Rationale of imaging Clinical data of the patient. ERCP/MRCP Biliary colic Ultrasound Epigastric pain with high serum amylase CT Flank pain with haematuria US NECT/IVP jaundice US Focal hepatic lesion No biliary duct dilatation Biliary dilatation Triphasic CT/MRI Pre/hepatic haundice ERCP/MRCP
Plain abdominal films Stones detection. Calcifications. Air under diaphragm.
Bony lesions :Lytic lesion in upperlumbar vertebra .
Abdominal trauma On evaluation, urgent life-threatening injuries, such as a large hemoperitoneum, a large or tension pneumothorax, or active arterial extravasation, should be sought out first.
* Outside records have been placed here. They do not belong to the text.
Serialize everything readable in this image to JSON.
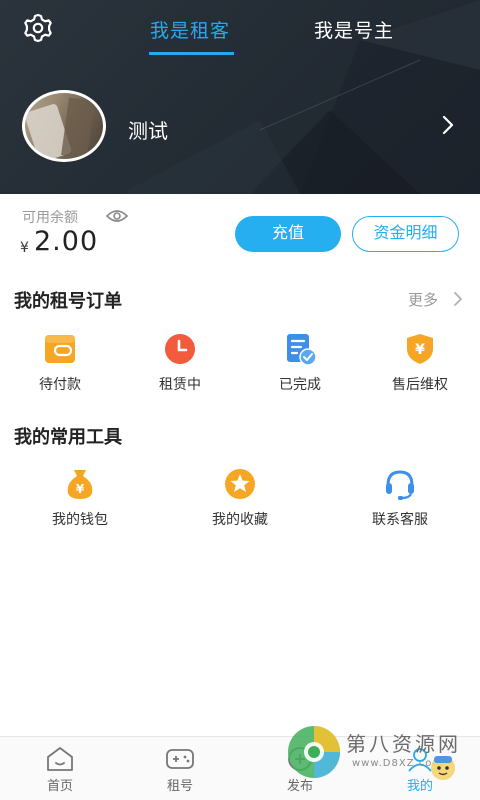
{
  "header": {
    "tabs": [
      {
        "label": "我是租客",
        "active": true
      },
      {
        "label": "我是号主",
        "active": false
      }
    ],
    "user": {
      "name": "测试"
    }
  },
  "balance": {
    "label": "可用余额",
    "currency": "¥",
    "value": "2.00",
    "recharge_label": "充值",
    "details_label": "资金明细"
  },
  "orders": {
    "title": "我的租号订单",
    "more_label": "更多",
    "items": [
      {
        "label": "待付款",
        "icon": "wallet-icon"
      },
      {
        "label": "租赁中",
        "icon": "clock-icon"
      },
      {
        "label": "已完成",
        "icon": "checklist-icon"
      },
      {
        "label": "售后维权",
        "icon": "shield-yen-icon"
      }
    ]
  },
  "tools": {
    "title": "我的常用工具",
    "items": [
      {
        "label": "我的钱包",
        "icon": "money-bag-icon"
      },
      {
        "label": "我的收藏",
        "icon": "star-icon"
      },
      {
        "label": "联系客服",
        "icon": "headset-icon"
      }
    ]
  },
  "bottom_nav": {
    "items": [
      {
        "label": "首页",
        "icon": "home-icon",
        "active": false
      },
      {
        "label": "租号",
        "icon": "gamepad-icon",
        "active": false
      },
      {
        "label": "发布",
        "icon": "publish-icon",
        "active": false
      },
      {
        "label": "我的",
        "icon": "profile-icon",
        "active": true
      }
    ]
  },
  "watermark": {
    "name": "第八资源网",
    "url": "www.D8XZ.com"
  },
  "colors": {
    "accent": "#25a9ee",
    "header_bg": "#262e37",
    "orange": "#f6a623",
    "red": "#f25b3c",
    "blue": "#3d8fe8"
  }
}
This should be followed by a thorough interrogation for injury of the abdomen and pelvis: liver and right paracolic gutter; spleen and left paracolic gutter; upper abdominal organs, arterial tree; retroperitoneum; small bowel, colon, and mesentery.
liver trauma 4-cm-thick subcapsular hematoma associated with parenchymal hematoma
Renal injury Subcapsular and perinephric haematoma.
Splenic trauma Splenic lacerations with perisplenic haematoma
Clinical evaluation of the patient is the first step in the diagnosis. Choose the appropriate imaging modality.